- Interview: Rheumatologist on Psoriatic Arthritis Symptoms and Treatment - December 8, 2017
- Product Resource: Your Holiday Travel Survival Guide - December 8, 2017
- Exploring the Fascinating Countries of North Africa - December 6, 2017
If you’ve ever seen Beyonce and her megawatt smile, you know just how appealing a wide grin can be. And there’s more. Studies show that smiles make us more attractive, lower stress, elevate our mood and make us look younger!
So, it’s important to keep our teeth and gums in smile-ready shape.
But, many of us don’t.
Bet you didn’t know that nearly 50% of adults 30 years old or older have periodontal disease in the U.S., and that number spikes to 65% in adults 65 years old or older. Yet, it’s not a disease that’s readily discussed, despite the fact it’s 2.5 times more common than diabetes! But, there’s good news. Gum disease is preventable, or reversible, if you just “love the gums you’re with.”
The American Academy of Periodontology (AAP) encourages all Americans to understand the importance of periodontal health through its “Love The Gums You’re With” campaign. The AAP hopes to educate us on the importance of good oral hygiene, and the need to speak to a dental professional about periodontal health because we all love the thought of a sparkling smile and fresh breath.
The AAP just launched a new Tumblr page called the GUMBLR. This engaging site is filled with valuable information to help you find a local periodontist, learn more about gum disease and take an interactive quiz.
I spoke with Dr. Wayne Aldredge, President of the American Academy of Periodontology (AAP) to learn more about the new page. He also shared important facts about periodontal disease and the best steps to prevent it.
Take a listen to our chat below.
Visit Gumblr(dot)org to learn more.
Meet Our Guest
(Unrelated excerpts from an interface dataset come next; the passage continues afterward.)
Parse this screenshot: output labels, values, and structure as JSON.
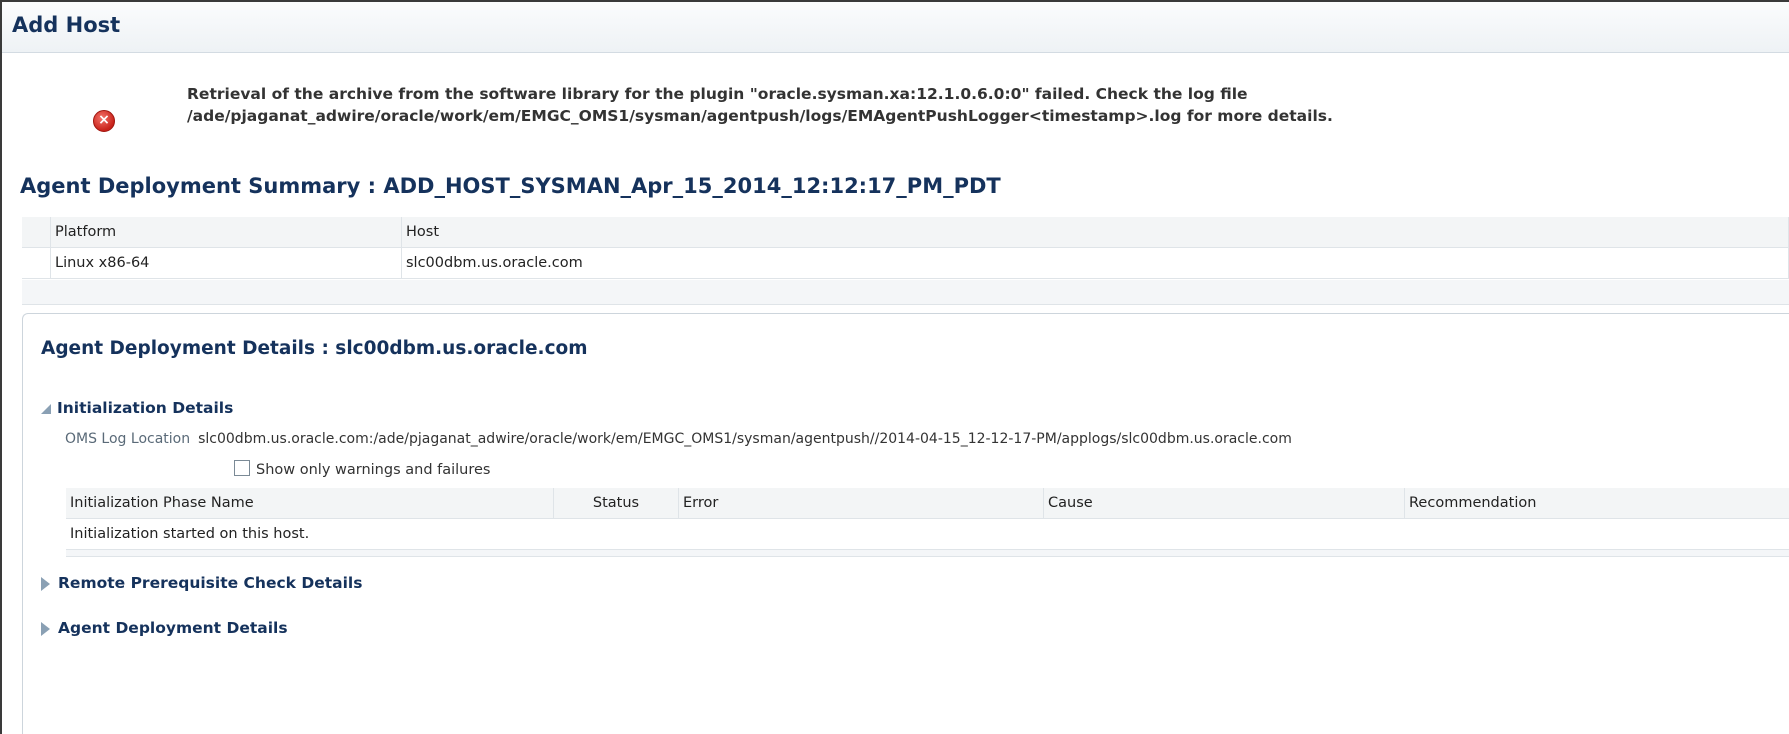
{
  "window": {
    "title": "Add Host"
  },
  "message": {
    "icon": "error-icon",
    "text": "Retrieval of the archive from the software library for the plugin \"oracle.sysman.xa:12.1.0.6.0:0\" failed. Check the log file /ade/pjaganat_adwire/oracle/work/em/EMGC_OMS1/sysman/agentpush/logs/EMAgentPushLogger<timestamp>.log for more details."
  },
  "summary": {
    "title": "Agent Deployment Summary : ADD_HOST_SYSMAN_Apr_15_2014_12:12:17_PM_PDT",
    "columns": [
      "Platform",
      "Host"
    ],
    "rows": [
      {
        "platform": "Linux x86-64",
        "host": "slc00dbm.us.oracle.com"
      }
    ]
  },
  "details": {
    "title": "Agent Deployment Details : slc00dbm.us.oracle.com",
    "init_section": {
      "label": "Initialization Details",
      "oms_log_label": "OMS Log Location",
      "oms_log_value": "slc00dbm.us.oracle.com:/ade/pjaganat_adwire/oracle/work/em/EMGC_OMS1/sysman/agentpush//2014-04-15_12-12-17-PM/applogs/slc00dbm.us.oracle.com",
      "checkbox_label": "Show only warnings and failures",
      "checkbox_checked": false,
      "columns": [
        "Initialization Phase Name",
        "Status",
        "Error",
        "Cause",
        "Recommendation"
      ],
      "rows": [
        {
          "phase": "Initialization started on this host."
        }
      ]
    },
    "collapsed_sections": [
      {
        "label": "Remote Prerequisite Check Details"
      },
      {
        "label": "Agent Deployment Details"
      }
    ]
  }
}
Dr. Wayne Aldredge is President of the American Academy of Periodontology. He’s also on the Board of Directors of the Northeastern Society of Periodontists—the largest regional periodontal society in the United States—and a former President of the New Jersey Society of Periodontists.